Reproduce the entries that follow exactly, dropping each image.

*** Opening Records to use ***

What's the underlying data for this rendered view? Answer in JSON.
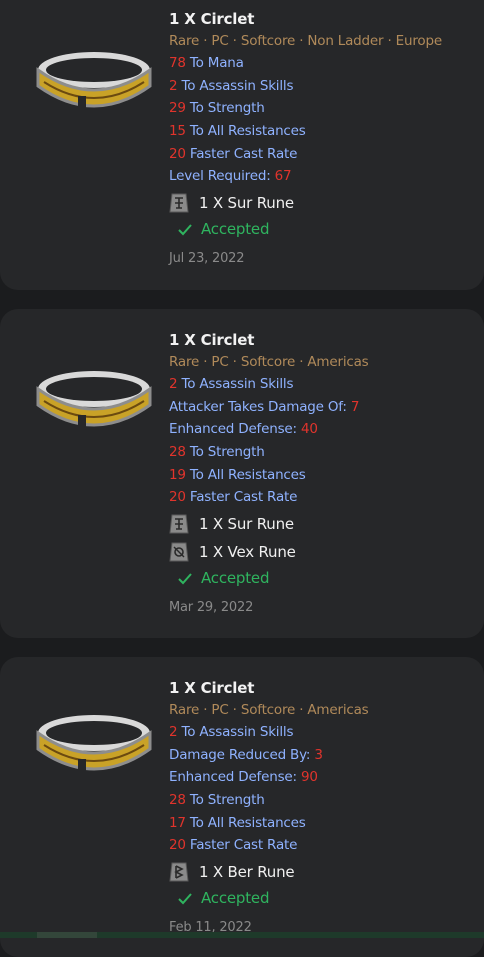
{
  "colors": {
    "meta": "#b08a5a",
    "stat": "#8fb2ff",
    "num": "#e0342c",
    "accepted": "#2fb45f"
  },
  "orders": [
    {
      "title": "1 X Circlet",
      "meta": "Rare · PC · Softcore · Non Ladder · Europe",
      "stats": [
        {
          "num": "78",
          "text": " To Mana"
        },
        {
          "num": "2",
          "text": " To Assassin Skills"
        },
        {
          "num": "29",
          "text": " To Strength"
        },
        {
          "num": "15",
          "text": " To All Resistances"
        },
        {
          "num": "20",
          "text": " Faster Cast Rate"
        },
        {
          "text": "Level Required: ",
          "num": "67"
        }
      ],
      "runes": [
        {
          "label": "1 X Sur Rune",
          "icon": "sur-rune-icon"
        }
      ],
      "status": "Accepted",
      "date": "Jul 23, 2022"
    },
    {
      "title": "1 X Circlet",
      "meta": "Rare · PC · Softcore · Americas",
      "stats": [
        {
          "num": "2",
          "text": " To Assassin Skills"
        },
        {
          "text": "Attacker Takes Damage Of: ",
          "num": "7"
        },
        {
          "text": "Enhanced Defense: ",
          "num": "40"
        },
        {
          "num": "28",
          "text": " To Strength"
        },
        {
          "num": "19",
          "text": " To All Resistances"
        },
        {
          "num": "20",
          "text": " Faster Cast Rate"
        }
      ],
      "runes": [
        {
          "label": "1 X Sur Rune",
          "icon": "sur-rune-icon"
        },
        {
          "label": "1 X Vex Rune",
          "icon": "vex-rune-icon"
        }
      ],
      "status": "Accepted",
      "date": "Mar 29, 2022"
    },
    {
      "title": "1 X Circlet",
      "meta": "Rare · PC · Softcore · Americas",
      "stats": [
        {
          "num": "2",
          "text": " To Assassin Skills"
        },
        {
          "text": "Damage Reduced By: ",
          "num": "3"
        },
        {
          "text": "Enhanced Defense: ",
          "num": "90"
        },
        {
          "num": "28",
          "text": " To Strength"
        },
        {
          "num": "17",
          "text": " To All Resistances"
        },
        {
          "num": "20",
          "text": " Faster Cast Rate"
        }
      ],
      "runes": [
        {
          "label": "1 X Ber Rune",
          "icon": "ber-rune-icon"
        }
      ],
      "status": "Accepted",
      "date": "Feb 11, 2022"
    }
  ]
}
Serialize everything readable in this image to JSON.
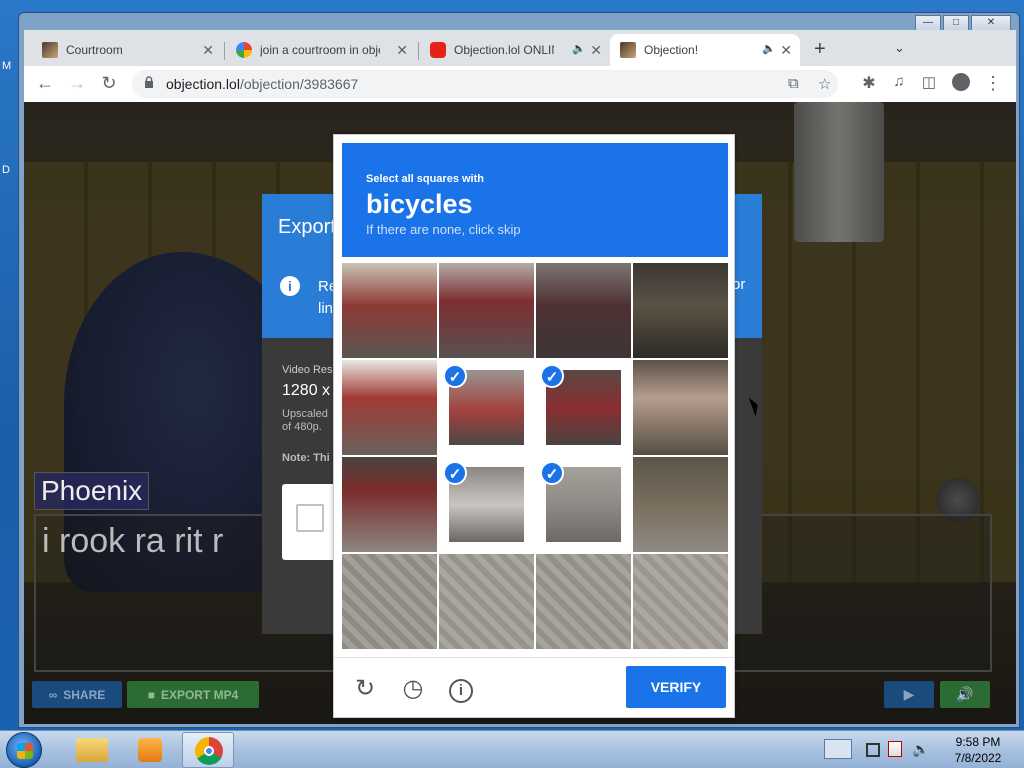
{
  "desktop": {
    "left_letters": [
      "M",
      "D"
    ]
  },
  "browser": {
    "tabs": [
      {
        "title": "Courtroom",
        "favicon": "courtroom-favicon-icon"
      },
      {
        "title": "join a courtroom in obje",
        "favicon": "google-favicon-icon"
      },
      {
        "title": "Objection.lol ONLIN",
        "favicon": "youtube-favicon-icon"
      },
      {
        "title": "Objection!",
        "favicon": "courtroom-favicon-icon",
        "active": true
      }
    ],
    "url_host": "objection.lol",
    "url_path": "/objection/3983667"
  },
  "page": {
    "name_tag": "Phoenix",
    "dialog_text": "i rook ra rit r",
    "share_label": "SHARE",
    "export_label": "EXPORT MP4"
  },
  "export_modal": {
    "title": "Export",
    "info_text_1": "Re",
    "info_text_2": "lin",
    "info_text_right": "or",
    "resolution_label": "Video Res",
    "resolution_value": "1280 x",
    "upscale_note_1": "Upscaled",
    "upscale_note_2": "of 480p.",
    "note": "Note: Thi"
  },
  "captcha": {
    "instruction": "Select all squares with",
    "object": "bicycles",
    "skip_hint": "If there are none, click skip",
    "selected_tiles": [
      5,
      6,
      9,
      10
    ],
    "verify_label": "VERIFY"
  },
  "taskbar": {
    "time": "9:58 PM",
    "date": "7/8/2022"
  }
}
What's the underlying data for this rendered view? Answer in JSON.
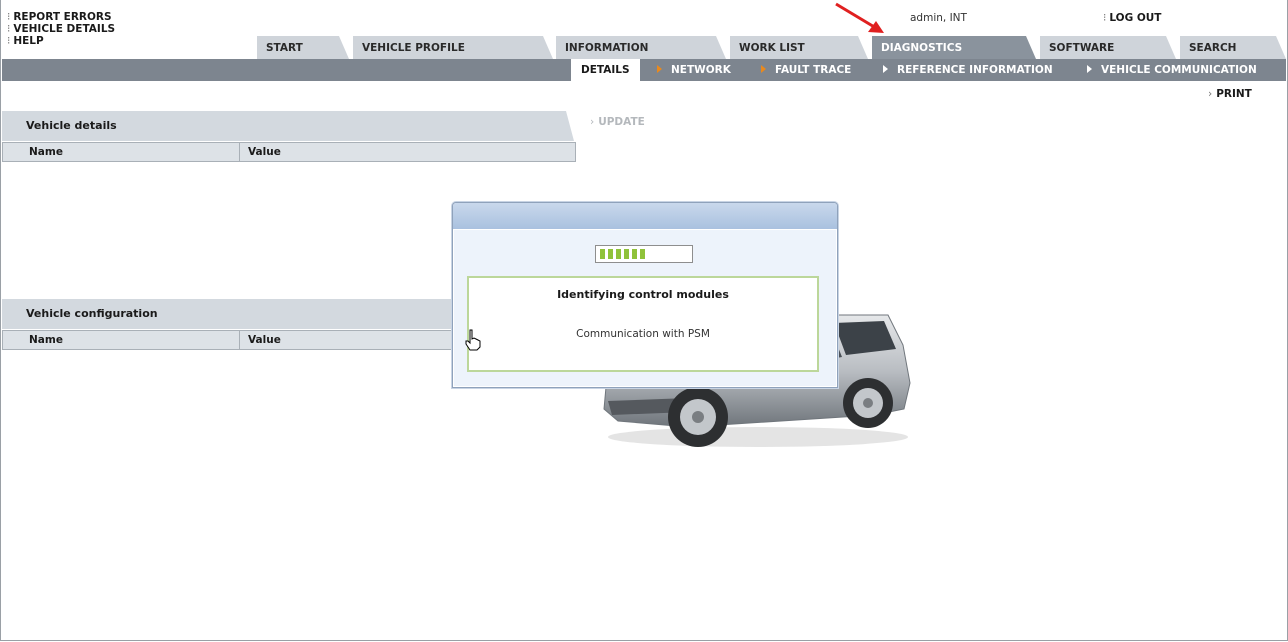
{
  "top_links": [
    "REPORT ERRORS",
    "VEHICLE DETAILS",
    "HELP"
  ],
  "user": "admin, INT",
  "logout_label": "LOG OUT",
  "tabs": [
    "START",
    "VEHICLE PROFILE",
    "INFORMATION",
    "WORK LIST",
    "DIAGNOSTICS",
    "SOFTWARE",
    "SEARCH"
  ],
  "active_tab": "DIAGNOSTICS",
  "subnav": [
    "DETAILS",
    "NETWORK",
    "FAULT TRACE",
    "REFERENCE INFORMATION",
    "VEHICLE COMMUNICATION"
  ],
  "active_subnav": "DETAILS",
  "print_label": "PRINT",
  "update_label": "UPDATE",
  "vehicle_details": {
    "title": "Vehicle details",
    "col_name": "Name",
    "col_value": "Value"
  },
  "vehicle_config": {
    "title": "Vehicle configuration",
    "col_name": "Name",
    "col_value": "Value"
  },
  "dialog": {
    "title": "Identifying control modules",
    "status": "Communication with PSM",
    "progress_segments_filled": 6
  },
  "colors": {
    "active_tab": "#8a939d",
    "subnav_bg": "#7d858f",
    "accent_orange": "#e8891e",
    "progress_green": "#8fc23a",
    "annotation_arrow": "#e02020"
  },
  "icons": [
    "hand-cursor-icon",
    "annotation-arrow-icon",
    "vehicle-image"
  ]
}
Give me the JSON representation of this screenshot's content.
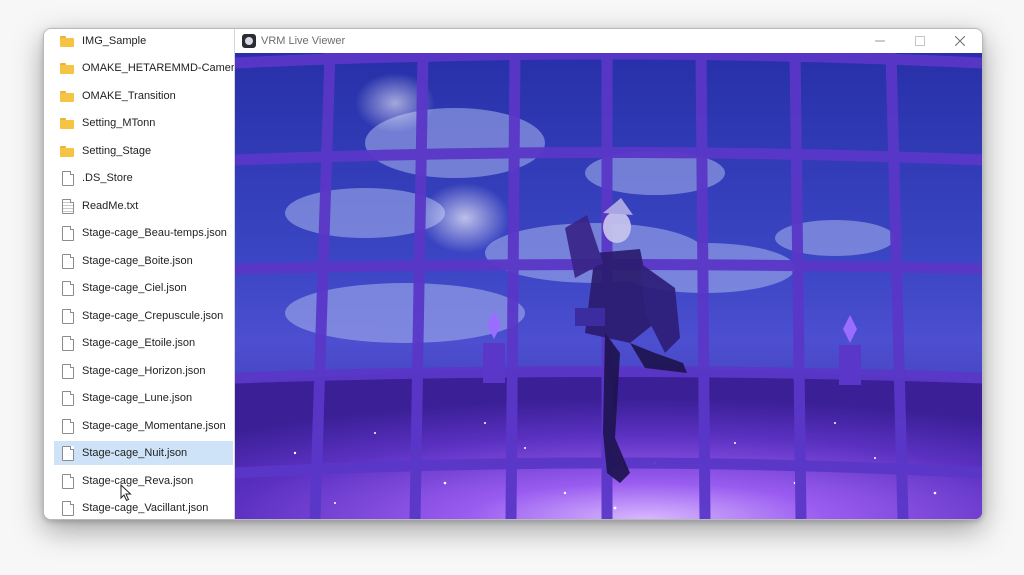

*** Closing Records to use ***

Response below:
What's the underlying data for this rendered view? Answer in JSON.
{
  "colors": {
    "meta": "#b08a5a",
    "stat": "#8fb2ff",
    "num": "#e0342c",
    "accepted": "#2fb45f"
  },
  "orders": [
    {
      "title": "1 X Circlet",
      "meta": "Rare · PC · Softcore · Non Ladder · Europe",
      "stats": [
        {
          "num": "78",
          "text": " To Mana"
        },
        {
          "num": "2",
          "text": " To Assassin Skills"
        },
        {
          "num": "29",
          "text": " To Strength"
        },
        {
          "num": "15",
          "text": " To All Resistances"
        },
        {
          "num": "20",
          "text": " Faster Cast Rate"
        },
        {
          "text": "Level Required: ",
          "num": "67"
        }
      ],
      "runes": [
        {
          "label": "1 X Sur Rune",
          "icon": "sur-rune-icon"
        }
      ],
      "status": "Accepted",
      "date": "Jul 23, 2022"
    },
    {
      "title": "1 X Circlet",
      "meta": "Rare · PC · Softcore · Americas",
      "stats": [
        {
          "num": "2",
          "text": " To Assassin Skills"
        },
        {
          "text": "Attacker Takes Damage Of: ",
          "num": "7"
        },
        {
          "text": "Enhanced Defense: ",
          "num": "40"
        },
        {
          "num": "28",
          "text": " To Strength"
        },
        {
          "num": "19",
          "text": " To All Resistances"
        },
        {
          "num": "20",
          "text": " Faster Cast Rate"
        }
      ],
      "runes": [
        {
          "label": "1 X Sur Rune",
          "icon": "sur-rune-icon"
        },
        {
          "label": "1 X Vex Rune",
          "icon": "vex-rune-icon"
        }
      ],
      "status": "Accepted",
      "date": "Mar 29, 2022"
    },
    {
      "title": "1 X Circlet",
      "meta": "Rare · PC · Softcore · Americas",
      "stats": [
        {
          "num": "2",
          "text": " To Assassin Skills"
        },
        {
          "text": "Damage Reduced By: ",
          "num": "3"
        },
        {
          "text": "Enhanced Defense: ",
          "num": "90"
        },
        {
          "num": "28",
          "text": " To Strength"
        },
        {
          "num": "17",
          "text": " To All Resistances"
        },
        {
          "num": "20",
          "text": " Faster Cast Rate"
        }
      ],
      "runes": [
        {
          "label": "1 X Ber Rune",
          "icon": "ber-rune-icon"
        }
      ],
      "status": "Accepted",
      "date": "Feb 11, 2022"
    }
  ]
}
Serialize everything readable in this image to JSON.
{
  "desktop": {
    "left_letters": [
      "M",
      "D"
    ]
  },
  "browser": {
    "tabs": [
      {
        "title": "Courtroom",
        "favicon": "courtroom-favicon-icon"
      },
      {
        "title": "join a courtroom in obje",
        "favicon": "google-favicon-icon"
      },
      {
        "title": "Objection.lol ONLIN",
        "favicon": "youtube-favicon-icon"
      },
      {
        "title": "Objection!",
        "favicon": "courtroom-favicon-icon",
        "active": true
      }
    ],
    "url_host": "objection.lol",
    "url_path": "/objection/3983667"
  },
  "page": {
    "name_tag": "Phoenix",
    "dialog_text": "i rook ra rit r",
    "share_label": "SHARE",
    "export_label": "EXPORT MP4"
  },
  "export_modal": {
    "title": "Export",
    "info_text_1": "Re",
    "info_text_2": "lin",
    "info_text_right": "or",
    "resolution_label": "Video Res",
    "resolution_value": "1280 x",
    "upscale_note_1": "Upscaled",
    "upscale_note_2": "of 480p.",
    "note": "Note: Thi"
  },
  "captcha": {
    "instruction": "Select all squares with",
    "object": "bicycles",
    "skip_hint": "If there are none, click skip",
    "selected_tiles": [
      5,
      6,
      9,
      10
    ],
    "verify_label": "VERIFY"
  },
  "taskbar": {
    "time": "9:58 PM",
    "date": "7/8/2022"
  }
}
What's the underlying data for this rendered view? Answer in JSON.
{
  "top_links": [
    "REPORT ERRORS",
    "VEHICLE DETAILS",
    "HELP"
  ],
  "user": "admin, INT",
  "logout_label": "LOG OUT",
  "tabs": [
    "START",
    "VEHICLE PROFILE",
    "INFORMATION",
    "WORK LIST",
    "DIAGNOSTICS",
    "SOFTWARE",
    "SEARCH"
  ],
  "active_tab": "DIAGNOSTICS",
  "subnav": [
    "DETAILS",
    "NETWORK",
    "FAULT TRACE",
    "REFERENCE INFORMATION",
    "VEHICLE COMMUNICATION"
  ],
  "active_subnav": "DETAILS",
  "print_label": "PRINT",
  "update_label": "UPDATE",
  "vehicle_details": {
    "title": "Vehicle details",
    "col_name": "Name",
    "col_value": "Value"
  },
  "vehicle_config": {
    "title": "Vehicle configuration",
    "col_name": "Name",
    "col_value": "Value"
  },
  "dialog": {
    "title": "Identifying control modules",
    "status": "Communication with PSM",
    "progress_segments_filled": 6
  },
  "colors": {
    "active_tab": "#8a939d",
    "subnav_bg": "#7d858f",
    "accent_orange": "#e8891e",
    "progress_green": "#8fc23a",
    "annotation_arrow": "#e02020"
  },
  "icons": [
    "hand-cursor-icon",
    "annotation-arrow-icon",
    "vehicle-image"
  ]
}
Give me the JSON representation of this screenshot's content.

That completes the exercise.